At Kianjavato, the researchers have so far located 133 roosts of sucker-footed bats, which roost in the partially unfurled leaves of the so-callled Traveller's tree (Ravenala madagascariensis), a well-known plant in Madagascar that looks much like a banana tree.
Each roost contained between nine and 51 individual males.
"My research assistant Mahefa Ralisata emailed this morning to say she had just netted another 26 males at Kianjavato, no females," says Prof Racey.
Despite this monastic lifestyle, male sucker-footed bats evidently find and meet females.

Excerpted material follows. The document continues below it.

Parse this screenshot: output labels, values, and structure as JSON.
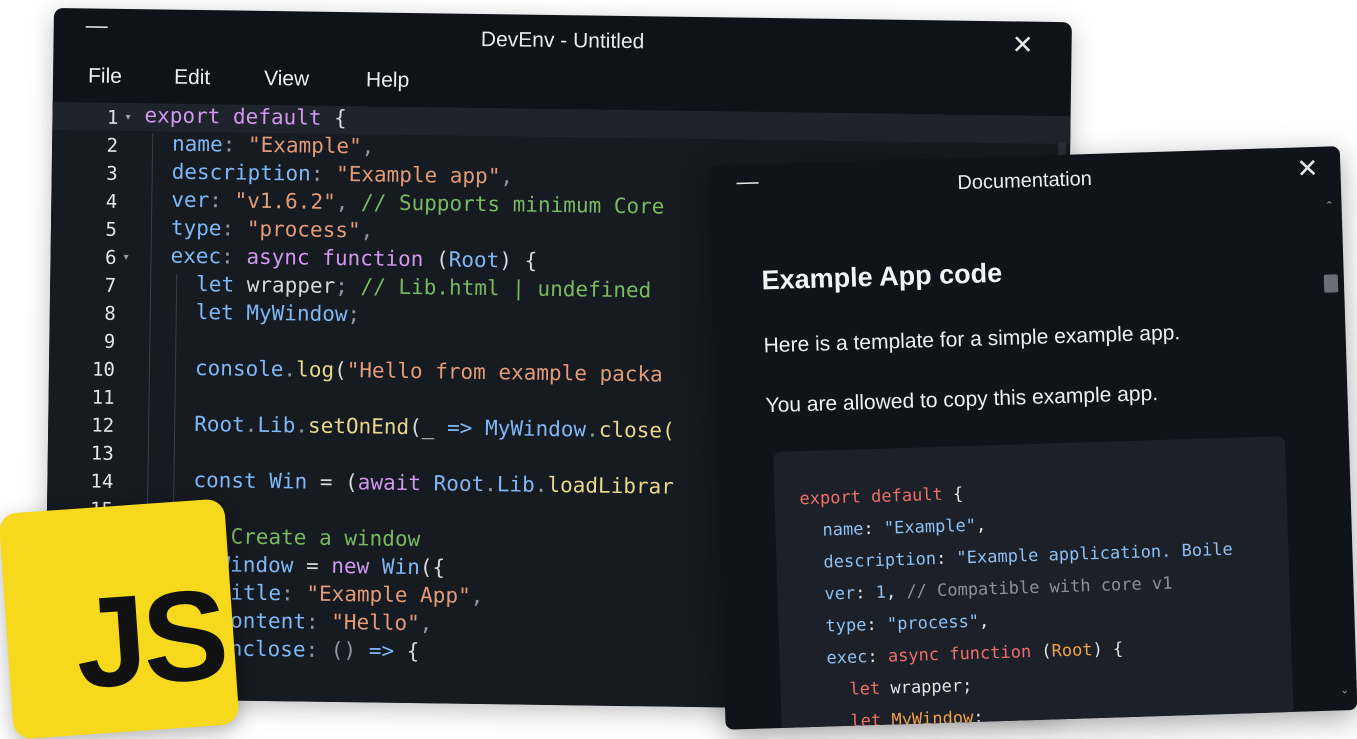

Juvenile males arrive at Kianjavato twice a year, and as juvenile bats do not migrate long distances, due to the fact their wing bones haven't fully grown, they must have been born close by.
Because the species appears adapted to roost in Ravenala leaves, the females are also likely roosting somewhere close in secondary forest.
One reason the females may segregate is that they prefer to live in adjacent, but much better quality habitats.
Females of another bat species, the Daubenton's bat, live in different places in the UK to males, living along better quality lower reaches of river that may better support them during pregnancy and lactation.
Prof Racey expects the mysteriously missing female sucker-footed bats to be doing something similar.
Something else is peculiar about the sucker-footed bat: none of those yet captured and released have been found to carry any parasites on their bodies.
This is extremely rare, as almost all wild mammals carry so-called ectoparasites, such as fleas or ticks.
But "no parasites is easily explained by the roosting habits in the partially unfurled leaves of Ravenala," explains Prof Racey.
These leaves are too smooth for arthropod parasites to stick to, so they cannot crawl onto the bats.
That may be one reason why the monastic male bats choose Ravenala trees to roost in.